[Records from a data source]

⁂

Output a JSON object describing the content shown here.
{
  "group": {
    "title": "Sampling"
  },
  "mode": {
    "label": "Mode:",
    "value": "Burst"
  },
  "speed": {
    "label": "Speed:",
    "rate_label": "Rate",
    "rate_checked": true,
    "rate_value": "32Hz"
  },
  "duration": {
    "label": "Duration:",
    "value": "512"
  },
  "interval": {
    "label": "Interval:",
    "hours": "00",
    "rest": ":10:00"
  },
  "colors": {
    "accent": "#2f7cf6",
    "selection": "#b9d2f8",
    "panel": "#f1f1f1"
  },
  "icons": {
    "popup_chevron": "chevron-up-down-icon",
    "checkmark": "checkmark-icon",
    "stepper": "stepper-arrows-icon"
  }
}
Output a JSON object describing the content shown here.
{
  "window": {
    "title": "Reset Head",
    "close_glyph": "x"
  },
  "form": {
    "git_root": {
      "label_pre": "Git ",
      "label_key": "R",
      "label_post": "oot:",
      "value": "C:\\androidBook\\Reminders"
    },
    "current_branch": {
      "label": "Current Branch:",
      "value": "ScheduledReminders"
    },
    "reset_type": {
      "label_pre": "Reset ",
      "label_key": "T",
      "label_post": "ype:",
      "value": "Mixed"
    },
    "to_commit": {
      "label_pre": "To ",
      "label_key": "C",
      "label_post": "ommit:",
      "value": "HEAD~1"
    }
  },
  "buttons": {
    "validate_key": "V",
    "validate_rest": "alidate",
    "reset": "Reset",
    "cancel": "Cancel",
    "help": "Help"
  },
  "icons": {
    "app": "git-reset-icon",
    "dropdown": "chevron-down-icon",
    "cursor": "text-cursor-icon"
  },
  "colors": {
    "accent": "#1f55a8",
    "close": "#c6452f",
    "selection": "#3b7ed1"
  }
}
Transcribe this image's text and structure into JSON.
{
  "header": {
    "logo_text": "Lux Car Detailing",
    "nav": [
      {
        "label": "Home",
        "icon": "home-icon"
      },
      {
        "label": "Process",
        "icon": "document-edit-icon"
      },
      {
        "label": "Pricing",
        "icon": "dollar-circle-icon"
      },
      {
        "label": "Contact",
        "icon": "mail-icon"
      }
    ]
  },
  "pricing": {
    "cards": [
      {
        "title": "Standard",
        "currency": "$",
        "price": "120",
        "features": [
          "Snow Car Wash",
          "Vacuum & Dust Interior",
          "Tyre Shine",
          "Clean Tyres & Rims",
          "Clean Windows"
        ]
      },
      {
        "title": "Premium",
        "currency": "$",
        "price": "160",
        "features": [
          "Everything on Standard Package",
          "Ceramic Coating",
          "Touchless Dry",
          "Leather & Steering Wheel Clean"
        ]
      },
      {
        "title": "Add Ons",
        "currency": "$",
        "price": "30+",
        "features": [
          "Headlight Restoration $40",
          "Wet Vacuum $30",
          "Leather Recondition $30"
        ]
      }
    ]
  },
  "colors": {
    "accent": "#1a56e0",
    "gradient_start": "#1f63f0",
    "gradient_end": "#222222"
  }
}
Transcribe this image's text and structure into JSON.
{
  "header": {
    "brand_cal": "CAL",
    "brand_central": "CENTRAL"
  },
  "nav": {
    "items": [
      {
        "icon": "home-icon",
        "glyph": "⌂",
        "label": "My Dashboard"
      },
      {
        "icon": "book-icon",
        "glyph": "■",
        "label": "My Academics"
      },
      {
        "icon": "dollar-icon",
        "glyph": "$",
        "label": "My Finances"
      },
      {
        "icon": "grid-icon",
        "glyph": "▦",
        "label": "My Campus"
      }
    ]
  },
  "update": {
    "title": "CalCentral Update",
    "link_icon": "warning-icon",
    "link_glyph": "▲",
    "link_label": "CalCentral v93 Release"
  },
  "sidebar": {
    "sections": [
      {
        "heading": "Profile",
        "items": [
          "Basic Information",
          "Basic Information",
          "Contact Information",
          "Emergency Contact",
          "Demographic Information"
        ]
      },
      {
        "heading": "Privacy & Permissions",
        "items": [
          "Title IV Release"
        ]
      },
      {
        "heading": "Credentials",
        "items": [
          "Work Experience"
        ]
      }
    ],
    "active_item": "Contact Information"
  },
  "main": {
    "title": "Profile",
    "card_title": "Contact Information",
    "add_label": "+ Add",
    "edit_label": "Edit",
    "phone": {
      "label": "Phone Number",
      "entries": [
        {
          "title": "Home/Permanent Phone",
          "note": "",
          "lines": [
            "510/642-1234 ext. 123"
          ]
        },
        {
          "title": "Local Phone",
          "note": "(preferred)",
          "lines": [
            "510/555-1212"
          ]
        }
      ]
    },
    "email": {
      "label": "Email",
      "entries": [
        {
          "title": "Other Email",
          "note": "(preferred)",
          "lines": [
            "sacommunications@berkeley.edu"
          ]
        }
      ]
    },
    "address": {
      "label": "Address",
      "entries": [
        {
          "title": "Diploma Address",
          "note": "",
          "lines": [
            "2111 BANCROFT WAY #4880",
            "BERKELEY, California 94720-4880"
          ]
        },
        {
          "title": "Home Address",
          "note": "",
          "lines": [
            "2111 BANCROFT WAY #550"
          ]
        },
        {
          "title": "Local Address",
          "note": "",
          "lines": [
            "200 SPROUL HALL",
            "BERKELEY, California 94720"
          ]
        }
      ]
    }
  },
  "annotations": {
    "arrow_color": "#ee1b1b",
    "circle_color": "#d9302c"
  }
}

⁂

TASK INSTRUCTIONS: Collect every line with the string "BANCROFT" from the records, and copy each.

SOLUTION FOR THIS EXERCISE:
            "2111 BANCROFT WAY #4880",
            "2111 BANCROFT WAY #550"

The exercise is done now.